The Santa Monica City Attorney’s Consumer Protection Division has filed two separate lawsuits against landlords alleging violations of local laws protecting tenants against harassment and discrimination.
The first lawsuit, filed in Santa Monica Superior Court, alleges that landlords Cecil McNabb and Kathy Golshani tried to disrupt the already-challenging daily routine of a mother taking care of her severely developmentally disabled daughter. The daughter is quadriplegic with cerebral palsy and epilepsy, and requires special care in the transfer of herself and her wheelchair in a ramp-equipped van. The lawsuit claims the owners tried to force the mother and daughter out of their longtime rent-controlled home by stopping them from using the carport to transfer the daughter to the accessible van. The complaint also alleges that the owner caused the tenant’s hot water to be shut off for four days.

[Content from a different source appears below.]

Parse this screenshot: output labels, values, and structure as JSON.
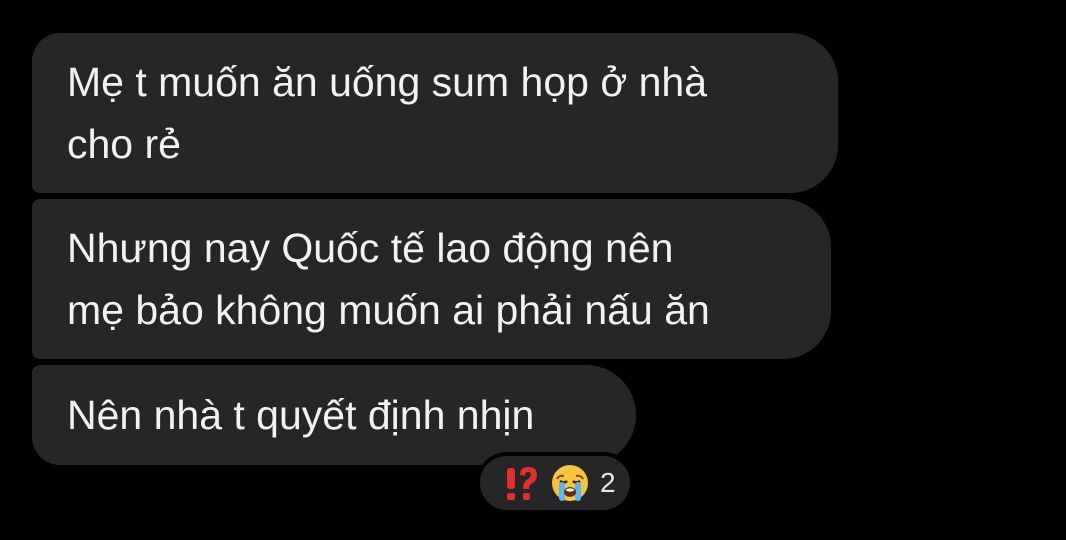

The mother and daughter have lived in the rent controlled apartment building since 1999. The City’s discrimination law requires landlords to provide to tenants reasonable accommodations based on their disabilities.
“Under the fair housing laws, once a tenant gives her landlord medical proof showing that she needs a housing accommodation because of her disability, then the landlord must provide the accommodation,” said Deputy City Attorney Gary Rhoades. Rhoades said it was the third case the office has filed using the discrimination and harassment laws together since January 2015.
In the second lawsuit, filed Friday, March 11, the City Attorney alleges that a local landlord attempted to harass his tenant into vacating her home, by installing video cameras aimed at her apartment. The complaint alleges that the tenant has lived in her rent-controlled Santa Monica apartment since 2012. After the landlord’s first requests that she vacate her apartment were spurned, the complaint alleges that the landlord, Cristofer Garvin, and his attorney, Rosario Perry, turned to other tactics which included falsely accusing the tenant of violating the lease, threatening an eviction, and installing two video cameras aimed at her apartment to further harass her.
The City’s Tenant Harassment law specifically prohibits a landlord from interfering with the privacy of a tenant.
Deputy City Attorney Rhoades said that a tenant’s privacy is destroyed when a landlord turns what are supposed to be security cameras against the tenant. “Tenants often become fearful and anxious over such intrusion,” he said. “They feel spied upon and like they have to duck their head every time they come and go from their own home. Even in the age of surveillance, privacy remains very important especially when it comes to our apartments and homes. Legitimate security is one thing, harassment masquerading as security another.”